The inanity runs downhill from there. Before long, Marcus got to that crazy tax proposal:
MARCUS: This would not be so maddening if Trump were not simultaneously pushing a tax cut costing double-digit trillions of dollars over the next decade. His Republican rivals peddle big tax cuts—Trump's is huuuger.The lunacy of Trump's tax proposal is clear as Marcus proceeds from there. Technical note:
The nonpartisan Tax Policy Center estimates its 10-year cost at $9.5 trillion, or $11.2 trillion with interest. The Tax Foundation gives the Trump plan credit for generating economic growth; as a result, its estimated $12 trillion cost of Trump's plan would drop to a mere—mere!— $10 trillion, excluding interest.
How to pay for this? The Tax Policy Center illustrates the magnitude of cuts required...
In the passage we've posted, Marcus includes a basic technical point, the technical matter Calmes skipped. More on that tomorrow.
Marcus calls this lunacy from Candidate Trump "depressingly unserious;" she's certainly right about that. That said, she fails to mention another key point—her colleagues in her own press corps have also been "depressingly unserious" in their approach to this astonishing pigpile of nonsense.
In its basic reporting, Marcus' own Washington Post has basically ignored Trump's crazy tax proposal, just as the New York Times has done. As our journalistic culture collapses, such topics are no longer part of our front-page discourse. Speculation and species of piddle obsess our "reporters" instead.
Marcus name-calls Candidate Trump, but as she does, she gives the national "press corps" a pass. But then, it has always worked this way:

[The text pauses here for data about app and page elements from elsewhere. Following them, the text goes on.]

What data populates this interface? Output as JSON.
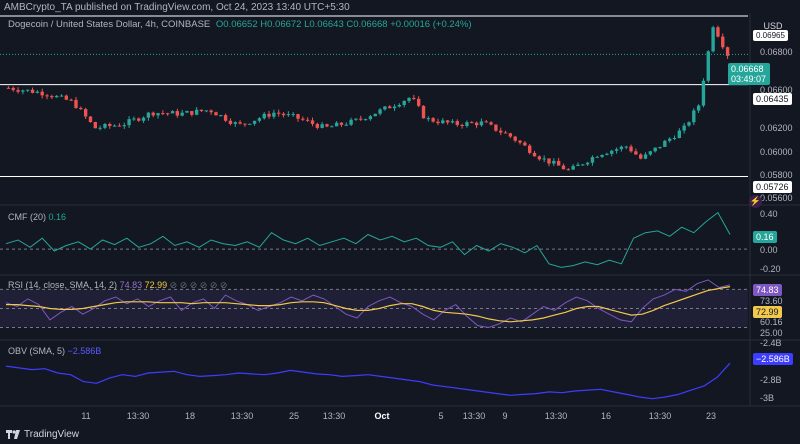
{
  "header": {
    "publisher": "AMBCrypto_TA published on TradingView.com, Oct 24, 2023 13:40 UTC+5:30",
    "symbol": "Dogecoin / United States Dollar, 4h, COINBASE",
    "ohlc": "O0.06652 H0.06672 L0.06643 C0.06668 +0.00016 (+0.24%)",
    "currency": "USD"
  },
  "labels": {
    "cmf": "CMF (20)",
    "cmf_value": "0.16",
    "rsi": "RSI (14, close, SMA, 14, 2)",
    "rsi_value": "74.83",
    "rsi_ma_value": "72.99",
    "rsi_dots": "⊘ ⊘ ⊘ ⊘ ⊘ ⊘",
    "obv": "OBV (SMA, 5)",
    "obv_value": "−2.586B",
    "brand": "TradingView"
  },
  "price_tags": {
    "current": "0.06668",
    "countdown": "03:49:07",
    "resistance": "0.06435",
    "support": "0.05726",
    "top_cut": "0.06965"
  },
  "colors": {
    "background": "#131722",
    "up": "#26a69a",
    "down": "#ef5350",
    "cmf": "#26a69a",
    "rsi": "#7e57c2",
    "rsi_ma": "#f2c94c",
    "obv": "#3d3dff",
    "level_line": "#ffffff"
  },
  "chart_data": [
    {
      "type": "candlestick",
      "title": "Dogecoin / United States Dollar, 4h, COINBASE",
      "y_ticks": [
        "0.06800",
        "0.06600",
        "0.06400",
        "0.06200",
        "0.06000",
        "0.05800",
        "0.05600"
      ],
      "ylim": [
        0.0556,
        0.0698
      ],
      "horizontal_levels": [
        0.06435,
        0.05726,
        0.06965
      ],
      "x_ticks": [
        "11",
        "13:30",
        "18",
        "13:30",
        "25",
        "13:30",
        "Oct",
        "5",
        "13:30",
        "9",
        "13:30",
        "16",
        "13:30",
        "23"
      ],
      "close_path_estimate": [
        {
          "x": 0.0,
          "close": 0.0641
        },
        {
          "x": 0.05,
          "close": 0.0637
        },
        {
          "x": 0.09,
          "close": 0.063
        },
        {
          "x": 0.12,
          "close": 0.061
        },
        {
          "x": 0.16,
          "close": 0.0613
        },
        {
          "x": 0.2,
          "close": 0.0622
        },
        {
          "x": 0.24,
          "close": 0.0621
        },
        {
          "x": 0.28,
          "close": 0.0624
        },
        {
          "x": 0.32,
          "close": 0.0612
        },
        {
          "x": 0.37,
          "close": 0.0622
        },
        {
          "x": 0.4,
          "close": 0.0618
        },
        {
          "x": 0.44,
          "close": 0.061
        },
        {
          "x": 0.48,
          "close": 0.0615
        },
        {
          "x": 0.52,
          "close": 0.0624
        },
        {
          "x": 0.56,
          "close": 0.0634
        },
        {
          "x": 0.58,
          "close": 0.0617
        },
        {
          "x": 0.62,
          "close": 0.0613
        },
        {
          "x": 0.66,
          "close": 0.0614
        },
        {
          "x": 0.7,
          "close": 0.0603
        },
        {
          "x": 0.74,
          "close": 0.0587
        },
        {
          "x": 0.78,
          "close": 0.0577
        },
        {
          "x": 0.82,
          "close": 0.059
        },
        {
          "x": 0.86,
          "close": 0.0596
        },
        {
          "x": 0.88,
          "close": 0.0586
        },
        {
          "x": 0.91,
          "close": 0.0598
        },
        {
          "x": 0.94,
          "close": 0.061
        },
        {
          "x": 0.96,
          "close": 0.0628
        },
        {
          "x": 0.98,
          "close": 0.069
        },
        {
          "x": 1.0,
          "close": 0.06668
        }
      ]
    },
    {
      "type": "line",
      "title": "CMF (20)",
      "y_ticks": [
        "0.40",
        "0.20",
        "0.00",
        "-0.20"
      ],
      "ylim": [
        -0.25,
        0.45
      ],
      "series": [
        {
          "name": "CMF",
          "values": [
            0.06,
            0.1,
            0.02,
            0.12,
            -0.02,
            0.04,
            0.08,
            0.0,
            0.1,
            0.05,
            0.12,
            0.02,
            0.06,
            0.14,
            0.04,
            0.08,
            0.02,
            0.1,
            0.06,
            0.04,
            0.08,
            0.02,
            0.18,
            0.1,
            0.06,
            0.12,
            0.04,
            0.08,
            0.12,
            0.06,
            0.16,
            0.1,
            0.14,
            0.08,
            0.12,
            0.04,
            0.02,
            0.08,
            -0.06,
            0.04,
            -0.02,
            0.06,
            0.02,
            -0.04,
            0.04,
            -0.16,
            -0.2,
            -0.18,
            -0.14,
            -0.17,
            -0.12,
            -0.16,
            0.12,
            0.18,
            0.2,
            0.14,
            0.24,
            0.18,
            0.3,
            0.4,
            0.16
          ]
        }
      ]
    },
    {
      "type": "line",
      "title": "RSI (14, close, SMA, 14, 2)",
      "y_ticks": [
        "73.60",
        "60.16",
        "25.00"
      ],
      "ylim": [
        20,
        82
      ],
      "series": [
        {
          "name": "RSI",
          "values": [
            56,
            52,
            60,
            54,
            38,
            46,
            52,
            44,
            50,
            58,
            62,
            55,
            60,
            52,
            58,
            62,
            48,
            56,
            60,
            50,
            64,
            58,
            54,
            48,
            52,
            56,
            62,
            58,
            64,
            60,
            52,
            44,
            40,
            52,
            58,
            62,
            56,
            52,
            44,
            38,
            48,
            54,
            42,
            32,
            30,
            34,
            40,
            36,
            44,
            52,
            48,
            56,
            62,
            58,
            50,
            44,
            38,
            36,
            50,
            60,
            64,
            70,
            68,
            76,
            80,
            72,
            74.83
          ]
        },
        {
          "name": "RSI-based MA",
          "values": [
            54,
            54,
            53,
            52,
            50,
            49,
            49,
            50,
            52,
            54,
            56,
            57,
            57,
            57,
            56,
            56,
            56,
            55,
            56,
            56,
            56,
            55,
            54,
            53,
            53,
            54,
            56,
            57,
            57,
            56,
            53,
            50,
            48,
            48,
            50,
            53,
            55,
            55,
            52,
            48,
            46,
            45,
            44,
            42,
            39,
            37,
            36,
            37,
            38,
            40,
            43,
            46,
            50,
            52,
            52,
            49,
            46,
            43,
            44,
            48,
            53,
            57,
            61,
            65,
            69,
            71,
            72.99
          ]
        }
      ]
    },
    {
      "type": "line",
      "title": "OBV (SMA, 5)",
      "y_ticks": [
        "-2.4B",
        "-2.8B",
        "-3B"
      ],
      "ylim": [
        -3.05,
        -2.35
      ],
      "series": [
        {
          "name": "OBV",
          "values": [
            -2.62,
            -2.64,
            -2.66,
            -2.65,
            -2.7,
            -2.72,
            -2.8,
            -2.82,
            -2.76,
            -2.72,
            -2.74,
            -2.7,
            -2.69,
            -2.68,
            -2.72,
            -2.74,
            -2.73,
            -2.72,
            -2.7,
            -2.71,
            -2.72,
            -2.7,
            -2.67,
            -2.69,
            -2.71,
            -2.72,
            -2.74,
            -2.73,
            -2.72,
            -2.74,
            -2.76,
            -2.78,
            -2.8,
            -2.84,
            -2.86,
            -2.88,
            -2.9,
            -2.92,
            -2.94,
            -2.96,
            -2.95,
            -2.94,
            -2.92,
            -2.93,
            -2.91,
            -2.9,
            -2.89,
            -2.92,
            -2.95,
            -2.98,
            -3.0,
            -2.98,
            -2.95,
            -2.9,
            -2.85,
            -2.75,
            -2.586
          ]
        }
      ]
    }
  ]
}
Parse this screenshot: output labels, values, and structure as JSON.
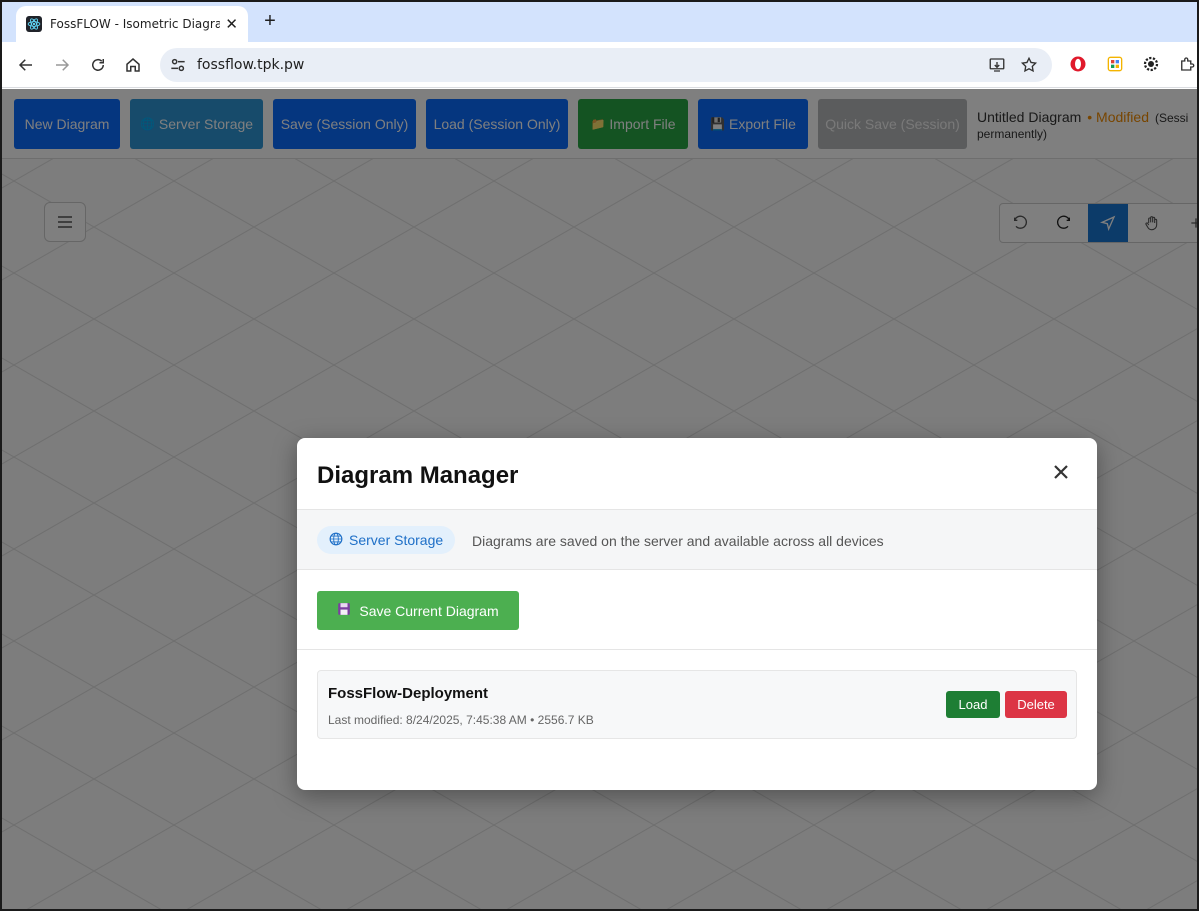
{
  "browser": {
    "tab_title": "FossFLOW - Isometric Diagramming",
    "tab_close": "✕",
    "new_tab": "+",
    "url": "fossflow.tpk.pw"
  },
  "app_toolbar": {
    "new_diagram": "New Diagram",
    "server_storage": "Server Storage",
    "save_session": "Save (Session Only)",
    "load_session": "Load (Session Only)",
    "import_file": "Import File",
    "export_file": "Export File",
    "quick_save": "Quick Save (Session)",
    "diagram_title": "Untitled Diagram",
    "modified": "• Modified",
    "session_note_a": "(Sessi",
    "session_note_b": "permanently)"
  },
  "modal": {
    "title": "Diagram Manager",
    "close": "✕",
    "storage_label": "Server Storage",
    "storage_desc": "Diagrams are saved on the server and available across all devices",
    "save_current": "Save Current Diagram",
    "diagrams": [
      {
        "name": "FossFlow-Deployment",
        "meta": "Last modified: 8/24/2025, 7:45:38 AM • 2556.7 KB",
        "load_label": "Load",
        "delete_label": "Delete"
      }
    ]
  },
  "colors": {
    "primary_blue": "#0b6cff",
    "server_teal": "#2f96d6",
    "import_green": "#28a745",
    "save_green": "#4caf50",
    "delete_red": "#dc3545",
    "modified_orange": "#f08a00"
  }
}
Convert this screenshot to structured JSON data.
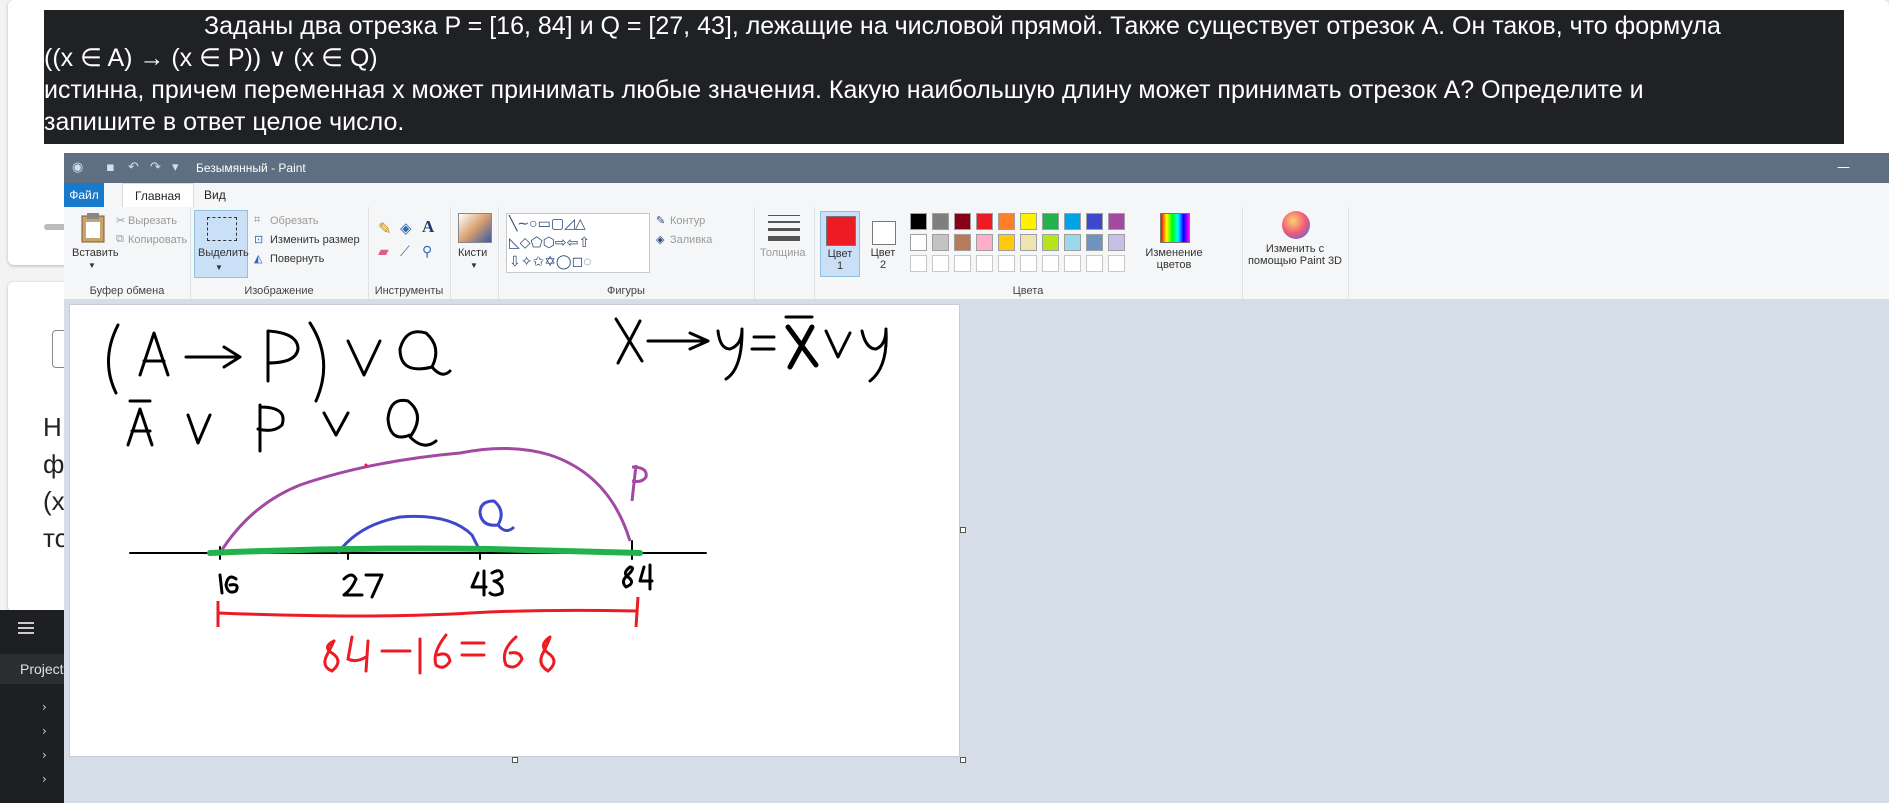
{
  "task": {
    "lines": [
      "Заданы два отрезка P = [16, 84] и Q = [27, 43], лежащие на числовой прямой. Также существует отрезок A. Он таков, что формула",
      "((x ∈ A) → (x ∈ P)) ∨ (x ∈ Q)",
      "истинна, причем переменная x может принимать любые значения. Какую наибольшую длину может принимать отрезок А? Определите и",
      "запишите в ответ целое число."
    ]
  },
  "background_fragments": {
    "left_chars": [
      "Н",
      "ф",
      "(х",
      "то"
    ],
    "editor_label": "Project"
  },
  "paint": {
    "title": "Безымянный - Paint",
    "tabs": {
      "file": "Файл",
      "home": "Главная",
      "view": "Вид"
    },
    "clipboard": {
      "paste": "Вставить",
      "cut": "Вырезать",
      "copy": "Копировать",
      "label": "Буфер обмена"
    },
    "image": {
      "select": "Выделить",
      "crop": "Обрезать",
      "resize": "Изменить размер",
      "rotate": "Повернуть",
      "label": "Изображение"
    },
    "tools": {
      "label": "Инструменты"
    },
    "brushes": {
      "label": "Кисти"
    },
    "shapes": {
      "outline": "Контур",
      "fill": "Заливка",
      "label": "Фигуры"
    },
    "thickness": {
      "label": "Толщина"
    },
    "colors": {
      "color1": "Цвет 1",
      "color2": "Цвет 2",
      "edit": "Изменение цветов",
      "label": "Цвета",
      "color1_value": "#ed1c24",
      "color2_value": "#ffffff",
      "palette_row1": [
        "#000000",
        "#7f7f7f",
        "#880015",
        "#ed1c24",
        "#ff7f27",
        "#fff200",
        "#22b14c",
        "#00a2e8",
        "#3f48cc",
        "#a349a4"
      ],
      "palette_row2": [
        "#ffffff",
        "#c3c3c3",
        "#b97a57",
        "#ffaec9",
        "#ffc90e",
        "#efe4b0",
        "#b5e61d",
        "#99d9ea",
        "#7092be",
        "#c8bfe7"
      ]
    },
    "paint3d": {
      "label": "Изменить с помощью Paint 3D"
    }
  },
  "drawing": {
    "formula1": "(A → P) V Q",
    "formula2": "Ā V P V Q",
    "formula3": "X → y = X̄ V y",
    "label_p": "P",
    "label_q": "Q",
    "ticks": [
      "16",
      "27",
      "43",
      "84"
    ],
    "answer": "84−16 = 68"
  }
}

It's called a code of silence. Scrupulously, that code is maintained all through what we call "the press."